ATA Comments On Electronic Logging Devices Proposed Rule
By Cheryl Knight, contributing writer
Since the U.S. Department of Transportation’s Federal Motor Carrier Safety Administration (FMCSA) first announced it would mandate the use of Electronic Logging Devices (ELDs) by interstate commercial trucks and buses, IT solutions providers have anticipated a long-standing final ruling. But soon after the initial proposal, the U.S. Court of Appeals for the Seventh Circuit vacated the FMCSA’s final rule.
At the heart of the debate over the use of the ELD mandate is the argument that the FMCSA did not address the potential for the new technology to be used to harass drivers. Nor did it address how to prevent such harassment. In response to the Court of Appeals, the FMCSA conducted a study on the issue, considered input from its Motor Carrier Safety Advisory Committee, and analyzed public feedback during two public sessions and comments filed during the extended period after the 2011 law was proposed.

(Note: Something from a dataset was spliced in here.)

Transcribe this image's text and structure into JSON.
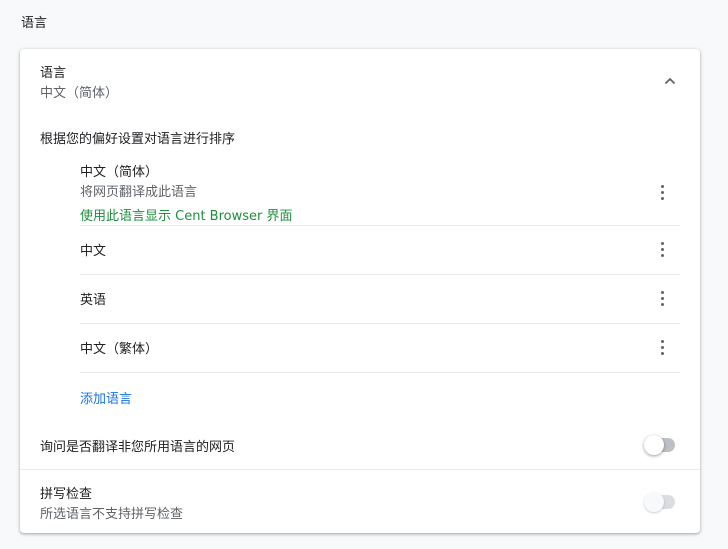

The FMCSA drafted a Supplemental Notice of Proposed Rulemaking, though an estimated date of when the rule would be final was not released by the FMCSA. The new proposal, released in March 2014, requires interstate commercial truck and bus companies to use ELDs in-vehicle to improve compliance regarding the number of hours a driver can work.
The American Trucking Association (ATA) commented on the new proposal saying, “ATA supports FMCSA’s proposal to mandate electronic logging devices. However, the agency must address some of the device design and performance specifications which are critical to the success of such a mandate.”
Some of the provisions of the proposed legislation include the following elements:
- A Driver’s Right To Privacy
All records should stay with the motor carriers and drivers, with electronic laws only available to law enforcement and FMCSA personnel during roadside inspections, post-crash investigations, and roadside reviews.
- Protect Drivers From Potential Harassment
Provide ways for drivers to file harassment complaints against motor carrier owners. This complaint system further provides established procedures for filing and creates civil penalties, with a maximum fine of $11,000 for motor carriers that harass their drivers to where they are charged with an hours-of-service violation or continue operating a vehicle to the point where it compromises safety. Furthermore, drivers are ensured to have access to their own records and have the ability to mute ELDs to keep them from disrupting the driver’s sleep period.
- Improve The Efficiency Of Enforcement Officers Who Review Logbooks
The new proposal would also make it more difficult for a driver to cheat when submitting their logbooks to enforcement officials. This is accomplished by ensuring that the electronic logs are easily printed and reviewed, with any potential violations flagged for easier identification.
With the new legislation set to be approved soon, IT solution providers should familiarize themselves with the new provision so they are ready to offer solutions that comply with the mandate.